[Web page and app entries]
<<<<

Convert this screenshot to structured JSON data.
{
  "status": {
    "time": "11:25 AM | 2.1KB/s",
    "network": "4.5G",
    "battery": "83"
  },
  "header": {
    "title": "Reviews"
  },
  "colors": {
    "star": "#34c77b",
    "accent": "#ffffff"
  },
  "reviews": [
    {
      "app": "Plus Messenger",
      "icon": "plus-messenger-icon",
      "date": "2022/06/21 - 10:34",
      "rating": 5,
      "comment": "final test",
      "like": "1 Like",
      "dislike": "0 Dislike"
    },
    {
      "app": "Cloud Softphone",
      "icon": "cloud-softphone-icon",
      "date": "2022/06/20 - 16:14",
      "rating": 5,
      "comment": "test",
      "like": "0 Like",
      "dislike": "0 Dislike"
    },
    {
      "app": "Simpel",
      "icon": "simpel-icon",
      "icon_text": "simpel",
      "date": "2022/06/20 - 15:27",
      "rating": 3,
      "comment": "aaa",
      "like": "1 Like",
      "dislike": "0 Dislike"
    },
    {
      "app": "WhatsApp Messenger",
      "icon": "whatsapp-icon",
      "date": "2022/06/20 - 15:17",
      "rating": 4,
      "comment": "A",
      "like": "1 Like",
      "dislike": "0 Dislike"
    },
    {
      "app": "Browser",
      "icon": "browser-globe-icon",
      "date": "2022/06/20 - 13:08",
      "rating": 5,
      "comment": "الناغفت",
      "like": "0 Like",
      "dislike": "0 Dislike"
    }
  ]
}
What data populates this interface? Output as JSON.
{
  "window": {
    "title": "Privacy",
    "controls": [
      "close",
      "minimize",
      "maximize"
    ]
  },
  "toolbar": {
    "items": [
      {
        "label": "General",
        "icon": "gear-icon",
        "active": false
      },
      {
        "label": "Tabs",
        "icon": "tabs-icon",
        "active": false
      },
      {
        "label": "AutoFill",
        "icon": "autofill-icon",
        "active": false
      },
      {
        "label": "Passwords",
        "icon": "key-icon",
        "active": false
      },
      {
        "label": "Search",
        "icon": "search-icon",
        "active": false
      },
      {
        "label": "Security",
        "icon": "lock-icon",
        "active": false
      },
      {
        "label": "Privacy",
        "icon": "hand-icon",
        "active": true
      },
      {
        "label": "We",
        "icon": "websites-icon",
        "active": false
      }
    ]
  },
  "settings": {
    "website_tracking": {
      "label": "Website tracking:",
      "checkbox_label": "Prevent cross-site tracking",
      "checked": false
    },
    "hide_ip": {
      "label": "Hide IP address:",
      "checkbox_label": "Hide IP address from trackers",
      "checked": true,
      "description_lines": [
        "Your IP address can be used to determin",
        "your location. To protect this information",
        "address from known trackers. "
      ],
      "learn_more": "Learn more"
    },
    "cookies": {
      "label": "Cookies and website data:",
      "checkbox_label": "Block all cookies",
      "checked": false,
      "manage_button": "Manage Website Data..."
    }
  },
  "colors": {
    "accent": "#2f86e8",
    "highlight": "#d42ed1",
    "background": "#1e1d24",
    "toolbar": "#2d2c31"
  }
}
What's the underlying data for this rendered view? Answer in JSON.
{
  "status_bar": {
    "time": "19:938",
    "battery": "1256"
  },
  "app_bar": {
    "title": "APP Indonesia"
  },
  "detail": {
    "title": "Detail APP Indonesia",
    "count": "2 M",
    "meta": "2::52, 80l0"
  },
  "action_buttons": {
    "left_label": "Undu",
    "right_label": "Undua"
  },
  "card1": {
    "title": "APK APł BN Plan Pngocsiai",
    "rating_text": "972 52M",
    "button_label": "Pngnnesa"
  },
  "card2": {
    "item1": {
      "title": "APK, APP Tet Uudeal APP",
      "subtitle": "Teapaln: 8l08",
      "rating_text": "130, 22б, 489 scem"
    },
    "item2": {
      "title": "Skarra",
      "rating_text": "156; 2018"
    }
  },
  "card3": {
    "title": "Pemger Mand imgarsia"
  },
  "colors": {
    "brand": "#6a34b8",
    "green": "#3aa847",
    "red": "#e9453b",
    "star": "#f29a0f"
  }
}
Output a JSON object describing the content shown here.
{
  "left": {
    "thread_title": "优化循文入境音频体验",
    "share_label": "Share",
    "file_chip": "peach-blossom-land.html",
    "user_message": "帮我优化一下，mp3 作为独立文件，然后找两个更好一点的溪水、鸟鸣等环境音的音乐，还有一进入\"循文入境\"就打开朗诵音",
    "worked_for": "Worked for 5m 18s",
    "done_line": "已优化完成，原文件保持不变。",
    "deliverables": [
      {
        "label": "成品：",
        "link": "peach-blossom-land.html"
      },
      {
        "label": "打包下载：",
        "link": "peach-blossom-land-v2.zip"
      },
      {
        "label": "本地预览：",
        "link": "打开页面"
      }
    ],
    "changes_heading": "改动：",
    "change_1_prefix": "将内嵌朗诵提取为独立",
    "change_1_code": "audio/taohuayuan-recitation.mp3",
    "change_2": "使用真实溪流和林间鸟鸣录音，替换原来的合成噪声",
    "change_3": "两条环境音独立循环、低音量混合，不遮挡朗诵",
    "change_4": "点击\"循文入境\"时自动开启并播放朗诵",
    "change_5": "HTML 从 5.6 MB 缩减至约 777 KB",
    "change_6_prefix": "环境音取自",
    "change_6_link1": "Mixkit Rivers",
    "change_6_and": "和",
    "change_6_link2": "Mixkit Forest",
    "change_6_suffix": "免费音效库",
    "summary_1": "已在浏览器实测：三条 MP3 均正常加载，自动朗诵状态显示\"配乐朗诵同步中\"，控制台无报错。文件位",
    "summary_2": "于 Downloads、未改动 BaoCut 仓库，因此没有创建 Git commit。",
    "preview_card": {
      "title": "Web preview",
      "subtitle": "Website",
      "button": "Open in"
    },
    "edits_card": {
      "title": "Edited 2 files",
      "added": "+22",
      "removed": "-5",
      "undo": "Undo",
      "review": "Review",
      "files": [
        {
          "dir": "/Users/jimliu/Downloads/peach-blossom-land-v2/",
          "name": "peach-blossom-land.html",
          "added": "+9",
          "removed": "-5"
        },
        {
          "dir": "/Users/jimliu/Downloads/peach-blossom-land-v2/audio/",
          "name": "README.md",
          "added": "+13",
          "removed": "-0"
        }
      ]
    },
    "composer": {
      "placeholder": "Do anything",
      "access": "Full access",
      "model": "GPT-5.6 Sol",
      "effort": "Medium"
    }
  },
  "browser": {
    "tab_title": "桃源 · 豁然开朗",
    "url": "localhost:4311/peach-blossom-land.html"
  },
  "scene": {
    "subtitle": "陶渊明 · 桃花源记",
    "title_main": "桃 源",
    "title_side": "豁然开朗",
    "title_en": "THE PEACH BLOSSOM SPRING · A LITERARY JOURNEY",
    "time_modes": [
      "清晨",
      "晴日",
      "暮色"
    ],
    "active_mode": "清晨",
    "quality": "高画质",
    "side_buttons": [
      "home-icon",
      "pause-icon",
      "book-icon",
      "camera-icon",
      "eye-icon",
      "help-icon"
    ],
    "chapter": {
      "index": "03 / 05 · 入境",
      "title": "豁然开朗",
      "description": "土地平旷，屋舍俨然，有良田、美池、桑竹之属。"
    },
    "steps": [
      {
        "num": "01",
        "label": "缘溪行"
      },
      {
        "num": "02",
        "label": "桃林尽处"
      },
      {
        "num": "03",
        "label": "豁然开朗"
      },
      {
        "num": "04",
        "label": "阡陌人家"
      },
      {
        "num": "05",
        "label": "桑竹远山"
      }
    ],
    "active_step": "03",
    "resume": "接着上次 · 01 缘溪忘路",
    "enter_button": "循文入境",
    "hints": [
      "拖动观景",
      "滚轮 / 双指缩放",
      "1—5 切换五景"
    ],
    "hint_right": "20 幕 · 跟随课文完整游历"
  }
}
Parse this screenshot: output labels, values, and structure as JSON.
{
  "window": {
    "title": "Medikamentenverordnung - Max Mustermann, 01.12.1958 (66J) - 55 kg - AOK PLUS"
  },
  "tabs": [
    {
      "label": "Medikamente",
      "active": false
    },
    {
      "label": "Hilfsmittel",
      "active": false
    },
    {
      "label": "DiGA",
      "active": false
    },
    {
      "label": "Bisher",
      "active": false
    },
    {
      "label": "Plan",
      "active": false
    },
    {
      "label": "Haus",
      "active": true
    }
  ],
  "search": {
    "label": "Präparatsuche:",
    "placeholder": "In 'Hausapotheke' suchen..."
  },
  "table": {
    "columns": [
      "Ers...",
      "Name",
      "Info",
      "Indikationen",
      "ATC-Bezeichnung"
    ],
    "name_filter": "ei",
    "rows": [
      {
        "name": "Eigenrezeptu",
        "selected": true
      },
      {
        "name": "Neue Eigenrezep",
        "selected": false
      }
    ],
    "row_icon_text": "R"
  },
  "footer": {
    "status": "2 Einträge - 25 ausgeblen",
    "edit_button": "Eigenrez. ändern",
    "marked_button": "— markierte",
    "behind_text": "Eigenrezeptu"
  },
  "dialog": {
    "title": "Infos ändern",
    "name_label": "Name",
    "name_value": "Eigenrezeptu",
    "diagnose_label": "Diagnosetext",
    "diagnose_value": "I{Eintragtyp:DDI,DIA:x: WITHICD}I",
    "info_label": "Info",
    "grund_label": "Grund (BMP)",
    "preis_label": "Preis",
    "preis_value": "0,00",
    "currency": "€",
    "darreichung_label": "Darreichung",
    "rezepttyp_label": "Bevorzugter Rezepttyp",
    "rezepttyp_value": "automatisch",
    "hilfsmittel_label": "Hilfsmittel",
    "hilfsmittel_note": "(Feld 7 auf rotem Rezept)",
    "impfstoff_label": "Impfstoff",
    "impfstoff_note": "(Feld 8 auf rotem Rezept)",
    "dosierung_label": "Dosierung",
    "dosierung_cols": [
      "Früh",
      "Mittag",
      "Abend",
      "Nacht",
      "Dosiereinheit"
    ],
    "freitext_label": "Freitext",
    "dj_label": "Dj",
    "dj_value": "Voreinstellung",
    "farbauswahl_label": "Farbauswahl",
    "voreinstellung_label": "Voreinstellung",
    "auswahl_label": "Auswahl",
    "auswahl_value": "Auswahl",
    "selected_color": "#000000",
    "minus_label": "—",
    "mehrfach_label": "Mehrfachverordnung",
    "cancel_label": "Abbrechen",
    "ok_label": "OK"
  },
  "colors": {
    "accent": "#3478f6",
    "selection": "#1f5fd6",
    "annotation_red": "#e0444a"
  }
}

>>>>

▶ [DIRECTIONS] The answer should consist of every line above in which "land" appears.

▶ [ANSWER SECTION]
    "file_chip": "peach-blossom-land.html",
        "link": "peach-blossom-land.html"
        "link": "peach-blossom-land-v2.zip"
          "dir": "/Users/jimliu/Downloads/peach-blossom-land-v2/",
          "name": "peach-blossom-land.html",
          "dir": "/Users/jimliu/Downloads/peach-blossom-land-v2/audio/",
    "url": "localhost:4311/peach-blossom-land.html"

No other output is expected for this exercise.